While it does sound like an ancient, secret ninjutsu art, in reality, shadowboxing is actually much less impressive. This isn’t to say that it’s not impressive at all, but there’s something undeniably strange about mercurially throwing punches into the air and dodging non-existent strikes. Except those punches being thrown aren’t mercurial at all, and while those strikes don’t actually exist, the aim of shadowboxing is to will them, or at least the fighter’s gut reaction to them, into existence. But let’s start from the top – what is shadowboxing?
Shadowboxing is a combat sports exercise in which a person fights an invisible opponent. This mostly entails throwing punches and dodging. It is commonly held that the technique was developed by the famous boxer George Dixon, and was made into a cultural phenomenon amongst the non-boxing masses by Muhammad Ali, who once performed a shadowboxing routine on camera. The actual aim of shadowboxing is manifold. It is, first and foremost, a muscle exercise. After all, what better way to work the muscles used in boxing than to actually box? Some fighters even shadowbox with weights or weighted equipment.

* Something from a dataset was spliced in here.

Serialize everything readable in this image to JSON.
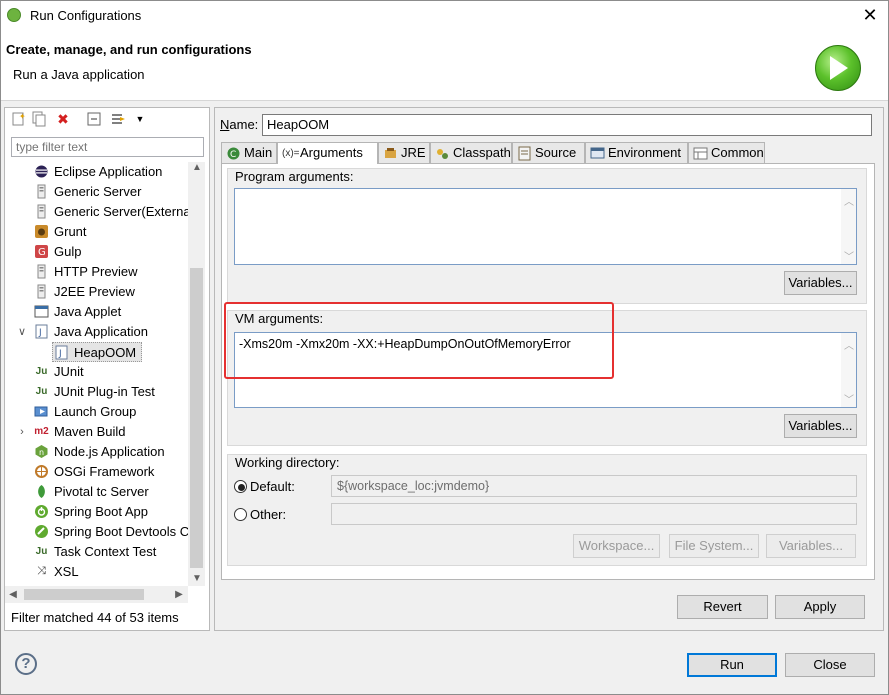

Boxing trainers often push their fighters to engage in a few bouts of shadowboxing before they proceed to any other daily exercise routines. This is first and foremost because the technique is a great warm-up. But the exercise also has a strategic significance. It is used to both help maintain a fighter’s rhythm and to envision how that fighter would act in an actual fight. Persons engaged in shadowboxing are often called to imagine as though they were actually fighting their opponent. The punches thrown and the dodges enacted are all meant to stimulate how the fighter would fare against his opponent. This both helps the fighter mentally envision and prepare for his opponent while simultaneously shining a light on what could possibly go wrong in a fight.